What you need to do: Return every line of the entries that includes the word "label".

The data:
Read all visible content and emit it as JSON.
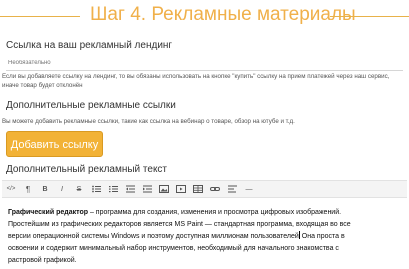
{
  "header": {
    "title": "Шаг 4. Рекламные материалы"
  },
  "landing": {
    "label": "Ссылка на ваш рекламный лендинг",
    "placeholder": "Необязательно",
    "hint_line1": "Если вы добавляете ссылку на лендинг, то вы обязаны использовать на кнопке \"купить\" ссылку на прием платежей через наш сервис,",
    "hint_line2": "иначе товар будет отклонён"
  },
  "extra_links": {
    "label": "Дополнительные рекламные ссылки",
    "hint": "Вы можете добавить рекламные ссылки, такие как ссылка на вебинар о товаре, обзор на ютубе и т.д.",
    "add_button": "Добавить ссылку"
  },
  "extra_text": {
    "label": "Дополнительный рекламный текст"
  },
  "toolbar": {
    "items": [
      {
        "name": "html-code",
        "glyph": "</>"
      },
      {
        "name": "paragraph",
        "glyph": "¶"
      },
      {
        "name": "bold",
        "glyph": "B"
      },
      {
        "name": "italic",
        "glyph": "I"
      },
      {
        "name": "strikethrough",
        "glyph": "S"
      },
      {
        "name": "bullet-list",
        "glyph": ""
      },
      {
        "name": "numbered-list",
        "glyph": ""
      },
      {
        "name": "outdent",
        "glyph": ""
      },
      {
        "name": "indent",
        "glyph": ""
      },
      {
        "name": "image",
        "glyph": ""
      },
      {
        "name": "video",
        "glyph": ""
      },
      {
        "name": "table",
        "glyph": ""
      },
      {
        "name": "link",
        "glyph": ""
      },
      {
        "name": "align",
        "glyph": ""
      },
      {
        "name": "horizontal-rule",
        "glyph": "—"
      }
    ]
  },
  "editor": {
    "bold_term": "Графический редактор",
    "line1_rest": " – программа для создания, изменения и просмотра цифровых изображений.",
    "line2": "Простейшим из графических редакторов является MS Paint — стандартная программа, входящая во все",
    "line3a": "версии операционной системы Windows и поэтому доступная миллионам пользователей",
    "line3b": " Она проста в",
    "line4": "освоении и содержит минимальный набор инструментов, необходимый для начального знакомства с",
    "line5": "растровой графикой."
  }
}
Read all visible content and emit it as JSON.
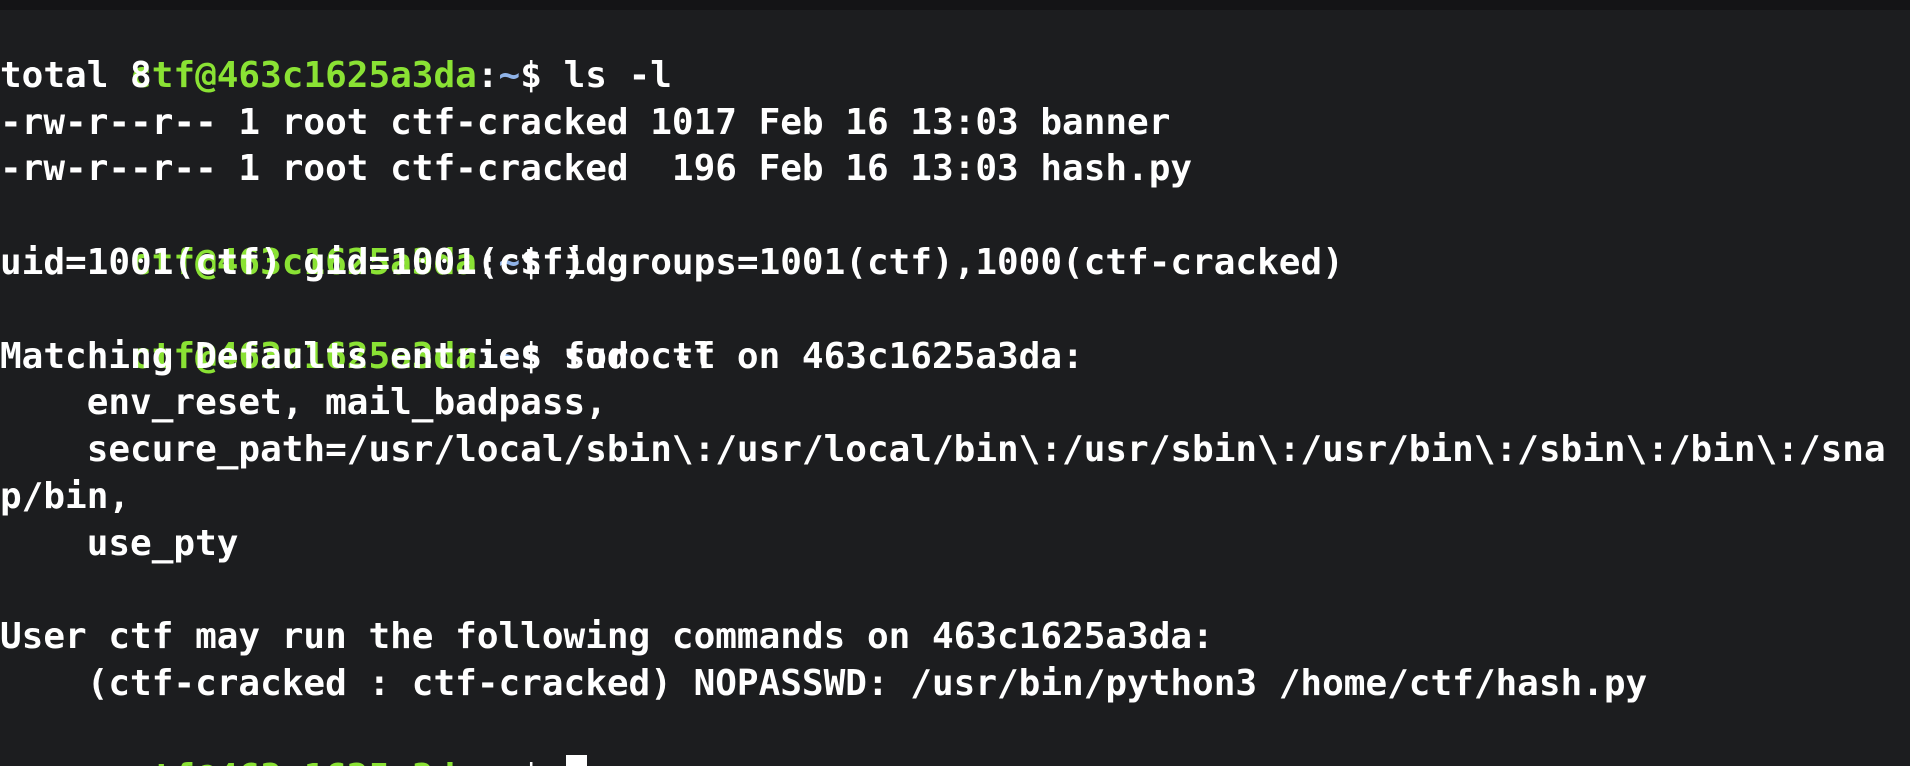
{
  "prompt": {
    "user_host": "ctf@463c1625a3da",
    "colon": ":",
    "path": "~",
    "dollar": "$ "
  },
  "commands": {
    "ls": "ls -l",
    "id": "id",
    "sudo": "sudo -l",
    "current": ""
  },
  "output": {
    "total": "total 8",
    "file_banner": "-rw-r--r-- 1 root ctf-cracked 1017 Feb 16 13:03 banner",
    "file_hash": "-rw-r--r-- 1 root ctf-cracked  196 Feb 16 13:03 hash.py",
    "id_result": "uid=1001(ctf) gid=1001(ctf) groups=1001(ctf),1000(ctf-cracked)",
    "matching_defaults": "Matching Defaults entries for ctf on 463c1625a3da:",
    "env_reset": "    env_reset, mail_badpass,",
    "secure_path": "    secure_path=/usr/local/sbin\\:/usr/local/bin\\:/usr/sbin\\:/usr/bin\\:/sbin\\:/bin\\:/sna",
    "secure_path_wrap": "p/bin,",
    "use_pty": "    use_pty",
    "blank": "",
    "user_may_run": "User ctf may run the following commands on 463c1625a3da:",
    "nopasswd_rule": "    (ctf-cracked : ctf-cracked) NOPASSWD: /usr/bin/python3 /home/ctf/hash.py"
  },
  "colors": {
    "background": "#1c1d1f",
    "prompt_user_host": "#8ae234",
    "prompt_path": "#8fb3e8",
    "text": "#ffffff"
  }
}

Task solution:
    "label": "Ссылка на ваш рекламный лендинг",
    "label": "Дополнительные рекламные ссылки",
    "label": "Дополнительный рекламный текст"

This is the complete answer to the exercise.